'''

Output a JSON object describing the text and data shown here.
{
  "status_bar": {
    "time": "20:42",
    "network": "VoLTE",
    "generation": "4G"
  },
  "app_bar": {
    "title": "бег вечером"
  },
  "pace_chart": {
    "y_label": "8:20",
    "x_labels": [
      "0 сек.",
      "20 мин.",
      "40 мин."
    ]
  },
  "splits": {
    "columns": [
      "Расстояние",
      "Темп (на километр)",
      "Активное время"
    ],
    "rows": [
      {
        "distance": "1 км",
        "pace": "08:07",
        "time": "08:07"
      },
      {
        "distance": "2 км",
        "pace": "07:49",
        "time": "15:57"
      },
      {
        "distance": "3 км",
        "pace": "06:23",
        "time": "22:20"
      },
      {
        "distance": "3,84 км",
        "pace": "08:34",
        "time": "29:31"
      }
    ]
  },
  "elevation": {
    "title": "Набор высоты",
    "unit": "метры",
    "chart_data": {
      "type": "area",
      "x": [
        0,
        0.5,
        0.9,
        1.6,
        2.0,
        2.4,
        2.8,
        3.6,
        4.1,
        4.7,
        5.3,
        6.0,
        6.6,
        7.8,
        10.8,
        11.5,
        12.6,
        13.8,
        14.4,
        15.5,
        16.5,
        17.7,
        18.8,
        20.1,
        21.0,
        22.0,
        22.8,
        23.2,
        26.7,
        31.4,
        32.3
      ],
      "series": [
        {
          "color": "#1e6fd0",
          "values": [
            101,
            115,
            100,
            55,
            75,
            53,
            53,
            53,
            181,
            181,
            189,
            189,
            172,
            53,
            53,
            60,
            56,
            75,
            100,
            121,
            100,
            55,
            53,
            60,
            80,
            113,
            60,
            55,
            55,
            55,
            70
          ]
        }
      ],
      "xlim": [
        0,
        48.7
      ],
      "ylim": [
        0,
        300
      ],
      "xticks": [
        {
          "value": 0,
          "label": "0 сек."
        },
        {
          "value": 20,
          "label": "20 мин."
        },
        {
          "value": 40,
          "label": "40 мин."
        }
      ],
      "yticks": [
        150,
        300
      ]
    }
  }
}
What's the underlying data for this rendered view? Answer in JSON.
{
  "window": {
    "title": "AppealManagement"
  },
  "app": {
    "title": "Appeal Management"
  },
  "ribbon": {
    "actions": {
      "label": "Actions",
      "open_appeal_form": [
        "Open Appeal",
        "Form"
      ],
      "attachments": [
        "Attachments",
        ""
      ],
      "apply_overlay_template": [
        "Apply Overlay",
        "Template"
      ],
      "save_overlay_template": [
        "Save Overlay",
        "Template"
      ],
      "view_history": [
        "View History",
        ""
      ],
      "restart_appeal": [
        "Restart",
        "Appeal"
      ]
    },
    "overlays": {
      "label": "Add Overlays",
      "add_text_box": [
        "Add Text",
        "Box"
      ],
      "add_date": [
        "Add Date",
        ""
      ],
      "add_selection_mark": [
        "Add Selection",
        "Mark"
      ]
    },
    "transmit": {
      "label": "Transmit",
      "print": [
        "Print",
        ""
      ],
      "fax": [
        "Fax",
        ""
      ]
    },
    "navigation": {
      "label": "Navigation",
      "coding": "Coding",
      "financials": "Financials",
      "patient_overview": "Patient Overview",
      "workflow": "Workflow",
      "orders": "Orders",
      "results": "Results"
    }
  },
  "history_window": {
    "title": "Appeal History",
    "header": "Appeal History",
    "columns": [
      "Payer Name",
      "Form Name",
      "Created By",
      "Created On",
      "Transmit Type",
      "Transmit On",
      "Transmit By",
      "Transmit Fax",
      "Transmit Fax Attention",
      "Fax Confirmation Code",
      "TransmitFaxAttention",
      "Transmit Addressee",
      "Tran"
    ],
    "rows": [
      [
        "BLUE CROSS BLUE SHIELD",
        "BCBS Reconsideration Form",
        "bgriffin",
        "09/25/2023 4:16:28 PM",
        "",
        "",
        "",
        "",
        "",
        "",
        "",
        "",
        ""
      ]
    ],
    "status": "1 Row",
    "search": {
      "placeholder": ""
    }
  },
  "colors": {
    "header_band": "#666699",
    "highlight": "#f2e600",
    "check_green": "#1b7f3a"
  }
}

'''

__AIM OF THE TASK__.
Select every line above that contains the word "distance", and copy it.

__RESPONSE TO THE EXERCISE__.
        "distance": "1 км",
        "distance": "2 км",
        "distance": "3 км",
        "distance": "3,84 км",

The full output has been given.